Exactly as written, output each of the lines below, with no images.

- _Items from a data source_
* * * * * * *

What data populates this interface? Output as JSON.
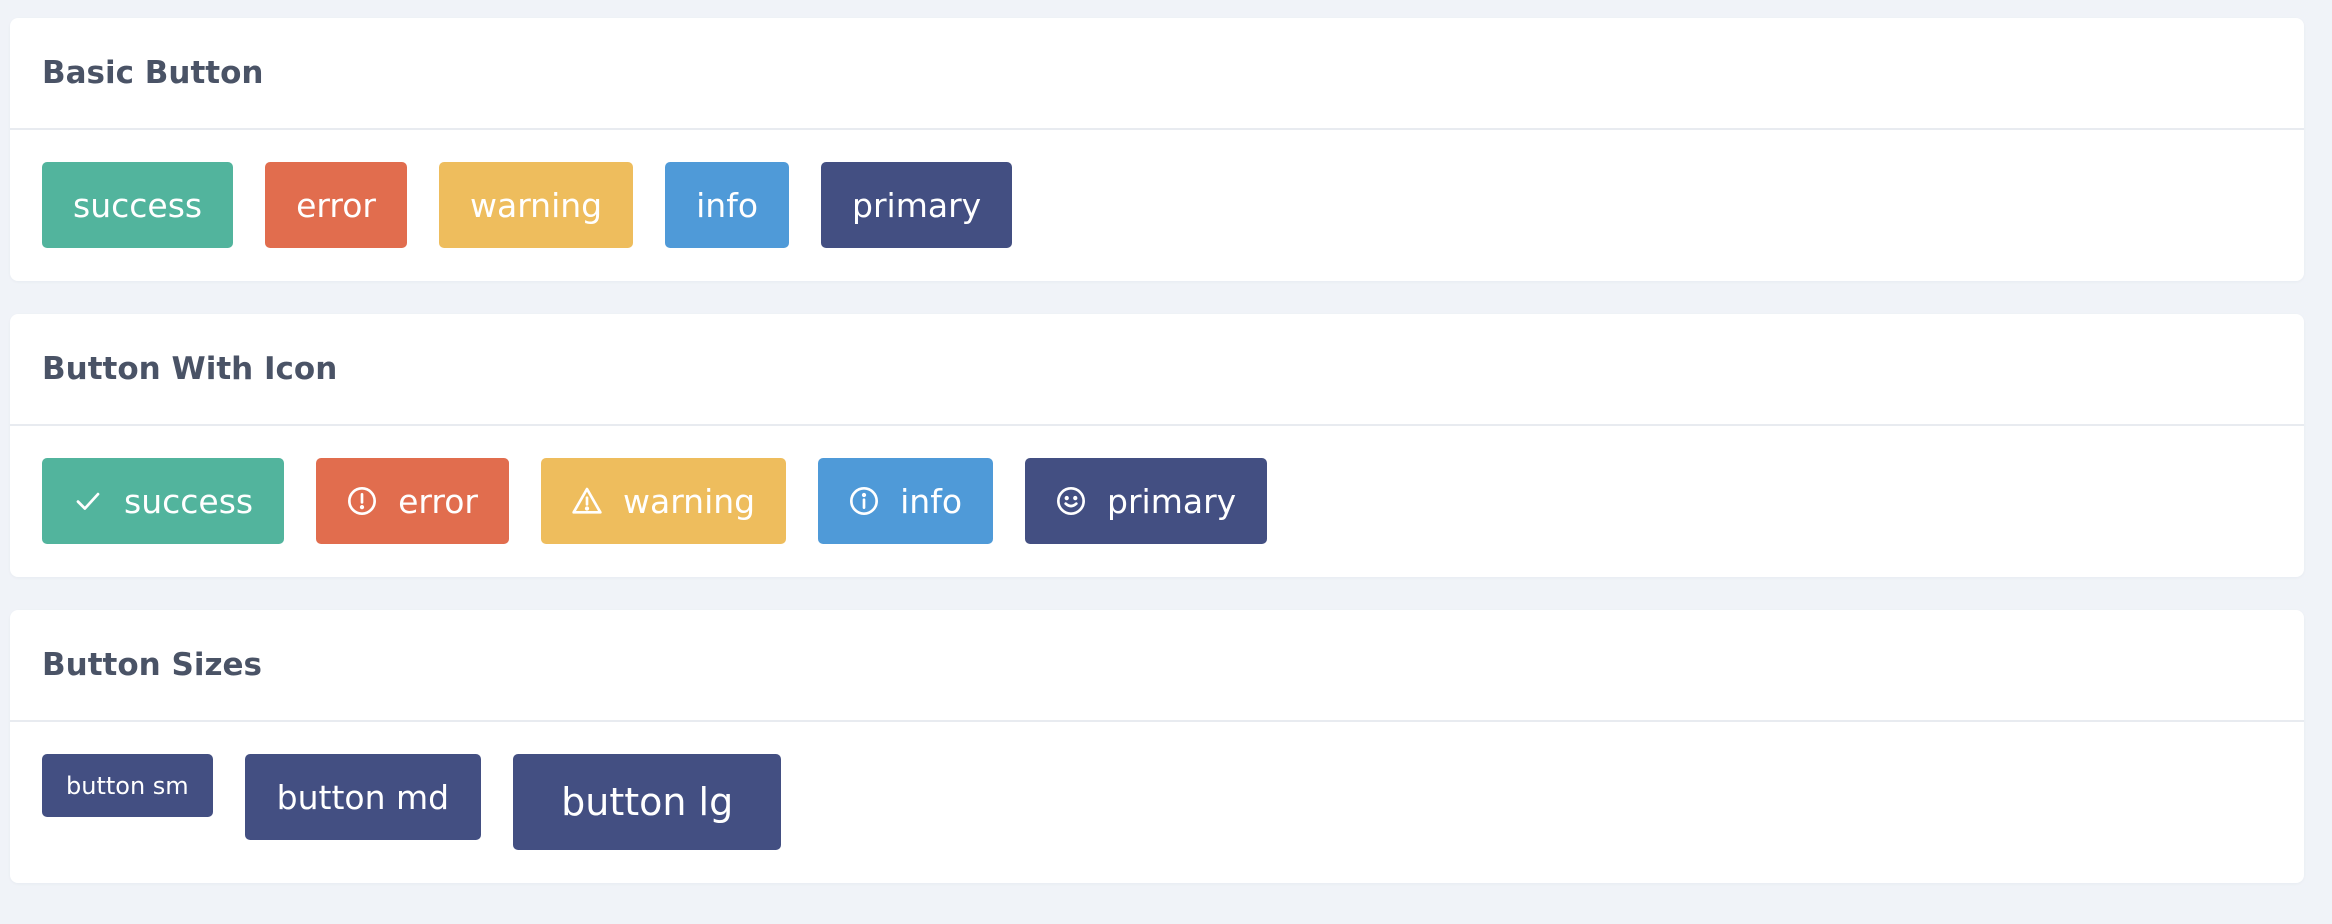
{
  "colors": {
    "success": "#52b49d",
    "error": "#e16d4e",
    "warning": "#eebd5d",
    "info": "#4f9ad8",
    "primary": "#434f82"
  },
  "basic": {
    "title": "Basic Button",
    "buttons": {
      "success": "success",
      "error": "error",
      "warning": "warning",
      "info": "info",
      "primary": "primary"
    }
  },
  "with_icon": {
    "title": "Button With Icon",
    "buttons": {
      "success": {
        "label": "success",
        "icon": "check-icon"
      },
      "error": {
        "label": "error",
        "icon": "alert-circle-icon"
      },
      "warning": {
        "label": "warning",
        "icon": "warning-triangle-icon"
      },
      "info": {
        "label": "info",
        "icon": "info-circle-icon"
      },
      "primary": {
        "label": "primary",
        "icon": "smile-icon"
      }
    }
  },
  "sizes": {
    "title": "Button Sizes",
    "buttons": {
      "sm": "button sm",
      "md": "button md",
      "lg": "button lg"
    }
  }
}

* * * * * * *

- _RESULT FOR THIS TASK_
What data populates this interface? Output as JSON.
{
  "colors": {
    "success": "#52b49d",
    "error": "#e16d4e",
    "warning": "#eebd5d",
    "info": "#4f9ad8",
    "primary": "#434f82"
  },
  "basic": {
    "title": "Basic Button",
    "buttons": {
      "success": "success",
      "error": "error",
      "warning": "warning",
      "info": "info",
      "primary": "primary"
    }
  },
  "with_icon": {
    "title": "Button With Icon",
    "buttons": {
      "success": {
        "label": "success",
        "icon": "check-icon"
      },
      "error": {
        "label": "error",
        "icon": "alert-circle-icon"
      },
      "warning": {
        "label": "warning",
        "icon": "warning-triangle-icon"
      },
      "info": {
        "label": "info",
        "icon": "info-circle-icon"
      },
      "primary": {
        "label": "primary",
        "icon": "smile-icon"
      }
    }
  },
  "sizes": {
    "title": "Button Sizes",
    "buttons": {
      "sm": "button sm",
      "md": "button md",
      "lg": "button lg"
    }
  }
}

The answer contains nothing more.